▸ Your objective
Only a single number is expected: how many lines of the data hold the word "title".

▸ Excerpts from an interface dataset

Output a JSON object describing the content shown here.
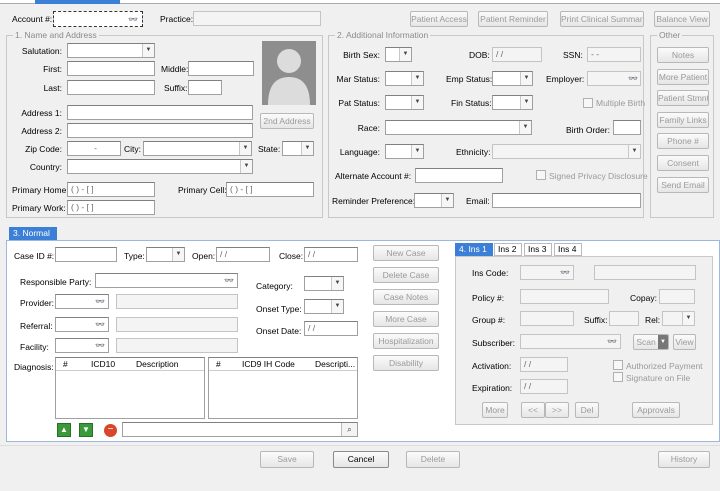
{
  "top": {
    "account_label": "Account #:",
    "practice_label": "Practice:",
    "buttons": [
      "Patient Access",
      "Patient Reminder",
      "Print Clinical Summary",
      "Balance View"
    ]
  },
  "name_group": {
    "title": "1. Name and Address",
    "salutation": "Salutation:",
    "first": "First:",
    "middle": "Middle:",
    "last": "Last:",
    "suffix": "Suffix:",
    "address1": "Address 1:",
    "address2": "Address 2:",
    "second_address": "2nd Address",
    "zip": "Zip Code:",
    "zip_val": "-",
    "city": "City:",
    "state": "State:",
    "country": "Country:",
    "primary_home": "Primary Home:",
    "primary_cell": "Primary Cell:",
    "primary_work": "Primary Work:",
    "phone_mask": "(   )   -   [   ]"
  },
  "info_group": {
    "title": "2. Additional Information",
    "birth_sex": "Birth Sex:",
    "dob": "DOB:",
    "dob_val": "/ /",
    "ssn": "SSN:",
    "ssn_val": "-  -",
    "mar_status": "Mar Status:",
    "emp_status": "Emp Status:",
    "employer": "Employer:",
    "pat_status": "Pat Status:",
    "fin_status": "Fin Status:",
    "multiple_birth": "Multiple Birth",
    "race": "Race:",
    "birth_order": "Birth Order:",
    "language": "Language:",
    "ethnicity": "Ethnicity:",
    "alt_account": "Alternate Account #:",
    "signed_privacy": "Signed Privacy Disclosure",
    "reminder_pref": "Reminder Preference:",
    "email": "Email:"
  },
  "other_group": {
    "title": "Other",
    "buttons": [
      "Notes",
      "More Patient",
      "Patient Stmnt",
      "Family Links",
      "Phone #",
      "Consent",
      "Send Email"
    ]
  },
  "normal_tab": "3. Normal",
  "case": {
    "case_id": "Case ID #:",
    "type": "Type:",
    "open": "Open:",
    "open_val": "/ /",
    "close": "Close:",
    "close_val": "/ /",
    "responsible": "Responsible Party:",
    "provider": "Provider:",
    "referral": "Referral:",
    "facility": "Facility:",
    "category": "Category:",
    "onset_type": "Onset Type:",
    "onset_date": "Onset Date:",
    "onset_date_val": "/ /",
    "diagnosis": "Diagnosis:",
    "diag_cols1": [
      "#",
      "ICD10",
      "Description"
    ],
    "diag_cols2": [
      "#",
      "ICD9 IH Code",
      "Descripti..."
    ],
    "buttons": [
      "New Case",
      "Delete Case",
      "Case Notes",
      "More Case",
      "Hospitalization",
      "Disability"
    ]
  },
  "ins": {
    "tabs": [
      "4. Ins 1",
      "Ins 2",
      "Ins 3",
      "Ins 4"
    ],
    "ins_code": "Ins Code:",
    "policy": "Policy #:",
    "copay": "Copay:",
    "group": "Group #:",
    "suffix": "Suffix:",
    "rel": "Rel:",
    "subscriber": "Subscriber:",
    "scan": "Scan",
    "view": "View",
    "activation": "Activation:",
    "activation_val": "/ /",
    "expiration": "Expiration:",
    "expiration_val": "/ /",
    "authorized": "Authorized Payment",
    "signature": "Signature on File",
    "more": "More",
    "prev": "<<",
    "next": ">>",
    "del": "Del",
    "approvals": "Approvals"
  },
  "bottom": {
    "save": "Save",
    "cancel": "Cancel",
    "delete": "Delete",
    "history": "History"
  },
  "colors": {
    "accent": "#3c7fd6"
  }
}
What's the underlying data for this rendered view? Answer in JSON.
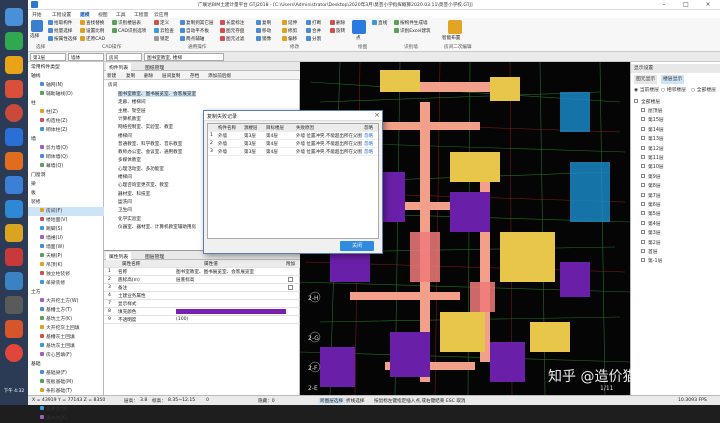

▸ Result
3